The head of the Central Indiana Small Business Development Center resigned this month following a rift over who might host the agency.
Mary Jane Gonzalez, who came on board as executive director of the Central Indiana SBDC in July 2003, left to become director of business development at Mezzetta Construction Inc.
Gonzalez’s departure leaves the Central Indiana SBDC, where budding entrepreneurs can seek advice without paying high consulting fees, without a leader for the third time in roughly three years. The center, one of 12 in the state’s Small Business Development Center Network, previously had gone leaderless during a two-year stint from 2000 to 2002.
The local agency also has not had a host sponsor since February 2001, when the Indiana University School of Public and Environmental Affairs pulled its sponsorship. Hosts provide office space and funding for equipment, which is needed to help match federal funding. Alabama-based Regions Bank has donated space to the center at One Indiana Square for about 18 months.
The University of Indianapolis is in discussions with the Central Indiana SBDC and its parent agencies, the SBDC Network and the U.S. Small Business Administration, about becoming the host sponsor. Both Debbie Bishop Trocha, executive director of the SBDC Network, and Gail Gesell, director of the SBA’s Indiana district office, favor a partnership with U of I.
Meanwhile, Gonzalez thought she had located a permanent host in the Indiana Business Development Council, formerly known as the Indiana Regional Minority Supplier Development Council. “When I found this host, there didn’t seem to be a lot of interest,” she said. “It kind of pushed things over the line for me, because I felt I had met my objective.”
Gonzalez viewed the minority-based council as an ideal host, especially since it had 1,000 square feet of space that was vacated at the end of March by the SBA’s Business Information Center. The SBA cut the BIC program due to budget constraints, although in Indianapolis, New York-based JPMorgan Chase Bank funds the space. The lease is paid through 2006, said Reggie Henderson, executive director of the IBDC.
Henderson was prepared to present the proposal for IBDC to serve as the host to his board, but first needed to know whether the Central Indiana SBDC was still in talks with the U of I, he said.
A spokesman for the U of I and Trocha said those discussions are continuing.
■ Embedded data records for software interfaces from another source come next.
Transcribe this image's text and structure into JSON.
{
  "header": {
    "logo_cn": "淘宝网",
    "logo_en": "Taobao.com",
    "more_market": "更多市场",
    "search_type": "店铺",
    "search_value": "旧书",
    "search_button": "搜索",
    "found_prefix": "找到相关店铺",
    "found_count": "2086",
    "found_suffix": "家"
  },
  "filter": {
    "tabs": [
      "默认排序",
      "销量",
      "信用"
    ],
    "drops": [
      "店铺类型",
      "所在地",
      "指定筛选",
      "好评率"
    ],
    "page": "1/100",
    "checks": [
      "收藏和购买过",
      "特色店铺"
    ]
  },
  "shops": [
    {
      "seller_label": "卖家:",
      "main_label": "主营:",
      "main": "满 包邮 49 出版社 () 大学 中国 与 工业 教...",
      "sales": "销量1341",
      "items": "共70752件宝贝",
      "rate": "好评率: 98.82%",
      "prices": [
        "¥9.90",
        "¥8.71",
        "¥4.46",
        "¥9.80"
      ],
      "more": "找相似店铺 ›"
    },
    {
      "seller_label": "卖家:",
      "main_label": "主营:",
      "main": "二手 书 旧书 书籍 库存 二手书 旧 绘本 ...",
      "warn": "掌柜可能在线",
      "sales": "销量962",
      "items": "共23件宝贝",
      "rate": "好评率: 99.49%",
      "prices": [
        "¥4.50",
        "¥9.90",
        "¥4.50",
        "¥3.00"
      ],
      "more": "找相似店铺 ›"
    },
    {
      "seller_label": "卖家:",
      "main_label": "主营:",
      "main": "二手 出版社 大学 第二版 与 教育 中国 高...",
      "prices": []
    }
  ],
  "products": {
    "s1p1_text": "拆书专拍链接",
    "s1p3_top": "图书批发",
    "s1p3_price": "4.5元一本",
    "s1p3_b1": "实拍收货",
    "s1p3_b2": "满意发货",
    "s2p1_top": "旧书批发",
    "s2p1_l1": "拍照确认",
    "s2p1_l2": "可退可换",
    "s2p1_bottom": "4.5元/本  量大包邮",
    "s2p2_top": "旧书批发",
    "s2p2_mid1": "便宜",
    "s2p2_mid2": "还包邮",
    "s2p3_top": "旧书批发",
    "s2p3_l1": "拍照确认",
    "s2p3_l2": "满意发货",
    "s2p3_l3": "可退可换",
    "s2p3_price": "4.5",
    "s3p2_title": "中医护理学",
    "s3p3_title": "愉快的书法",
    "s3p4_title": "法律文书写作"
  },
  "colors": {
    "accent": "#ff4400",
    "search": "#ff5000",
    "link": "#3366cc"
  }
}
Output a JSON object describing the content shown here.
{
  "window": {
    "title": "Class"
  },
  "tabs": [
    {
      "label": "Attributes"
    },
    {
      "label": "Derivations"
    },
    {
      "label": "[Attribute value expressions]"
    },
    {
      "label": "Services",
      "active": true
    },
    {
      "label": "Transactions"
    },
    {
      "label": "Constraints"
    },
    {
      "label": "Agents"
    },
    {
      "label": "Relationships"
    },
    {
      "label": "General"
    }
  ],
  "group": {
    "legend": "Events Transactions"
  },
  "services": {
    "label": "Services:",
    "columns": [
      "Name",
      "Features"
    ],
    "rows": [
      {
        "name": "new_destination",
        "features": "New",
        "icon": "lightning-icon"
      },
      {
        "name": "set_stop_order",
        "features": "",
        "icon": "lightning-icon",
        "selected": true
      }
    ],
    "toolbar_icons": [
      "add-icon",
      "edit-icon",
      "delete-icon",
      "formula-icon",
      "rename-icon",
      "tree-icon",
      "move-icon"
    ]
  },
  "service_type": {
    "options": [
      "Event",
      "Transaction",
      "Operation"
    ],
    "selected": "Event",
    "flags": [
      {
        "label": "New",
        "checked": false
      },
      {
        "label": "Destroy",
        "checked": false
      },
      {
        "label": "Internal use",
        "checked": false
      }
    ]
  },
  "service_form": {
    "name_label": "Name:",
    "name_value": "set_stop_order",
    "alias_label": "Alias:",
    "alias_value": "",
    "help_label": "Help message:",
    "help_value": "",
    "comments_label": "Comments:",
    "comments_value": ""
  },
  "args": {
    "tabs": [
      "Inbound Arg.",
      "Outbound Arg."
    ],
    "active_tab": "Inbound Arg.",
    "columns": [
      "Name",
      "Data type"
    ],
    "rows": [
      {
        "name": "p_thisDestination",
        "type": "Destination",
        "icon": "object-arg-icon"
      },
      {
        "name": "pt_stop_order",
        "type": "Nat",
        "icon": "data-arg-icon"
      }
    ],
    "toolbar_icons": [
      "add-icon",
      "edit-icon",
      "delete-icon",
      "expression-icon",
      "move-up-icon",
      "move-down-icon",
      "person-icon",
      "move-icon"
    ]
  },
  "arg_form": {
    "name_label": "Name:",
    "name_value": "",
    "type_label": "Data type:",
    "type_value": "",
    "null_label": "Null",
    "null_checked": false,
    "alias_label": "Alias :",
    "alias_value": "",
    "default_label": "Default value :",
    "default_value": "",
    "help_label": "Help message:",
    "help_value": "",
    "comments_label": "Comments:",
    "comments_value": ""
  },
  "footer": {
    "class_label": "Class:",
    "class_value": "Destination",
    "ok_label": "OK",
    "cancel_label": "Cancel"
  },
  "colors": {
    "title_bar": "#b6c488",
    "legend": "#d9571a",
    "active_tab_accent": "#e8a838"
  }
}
“We’re no different than any other company, so to speak,” Trocha said. “If we start talking with someone, we need to see that through. Until that reaches a conclusion, we’re not going to go into negotiations with anyone else.”
Prior to Gonzalez’s arrival, the Central Indiana SBDC had been temporarily housed in the SBDC Network’s offices at the One North Capitol Building. It previously had lost its location on Senate Avenue after the IU School of Public and Environmental Affairs dropped its support in early 2001.
Nearly two years later, in November 2002, Edgar R. “Sandy” Levine arrived to lead the center. He lasted less than a year due to the center’s financial problems. Bill Cafaro, senior vice president and small-business financial services manager for JPMorgan Chase and an advisory board member for the Central Indiana SBDC, supported Gonzalez during her tenure.
“She did a remarkable job bringing the center back to a certain degree of prominence,” Cafaro said. “I don’t see this as an indication that there is a problem with the center. From my perspective, it’s pretty healthy right now.”
The center this year received $34,000 from the city, $66,000 from the state and $202,000 from the federal government, half of which must be matched. Instead of trying to get one organization to hand over the entire $101,000, the center had shifted gears and attempted to solicit several contributors. Gonzalez had $38,000 left to raise when she left, she said.
Trocha is conducting a search for a replacement and said she hopes to have someone in place by the first of August.
Scott Burns, vice president of SBA credit services at Cleveland-based National City Bank of Indiana, who is chairman of the center’s advisory board, said he and fellow directors think the center still can be successful.
“The board really supports it and wants it to work, and I think it is,” Burns said. “There are a lot of positive things that are being done by the staff.”
Gonzalez, meanwhile, said she feels good about what she accomplished during her short stay. While the spat over a sponsor might have contributed to her hasty departure, she also said the opportunity to join the Hispanic-owned Mezzetta Construction was something she could not refuse.
The northwest-side construction manager hired Gonzalez to locate federal contracting opportunities now that the company is federally certified as a minority- and womanowned business. The company, operated by Remo and Darlene Mezzetta, is the 17thlargest minority-owned business in the city, according to IBJ research.
In 2001, Gonzalez founded the Indiana State Hispanic Chamber of Commerce, which is now led by her husband, Manuel.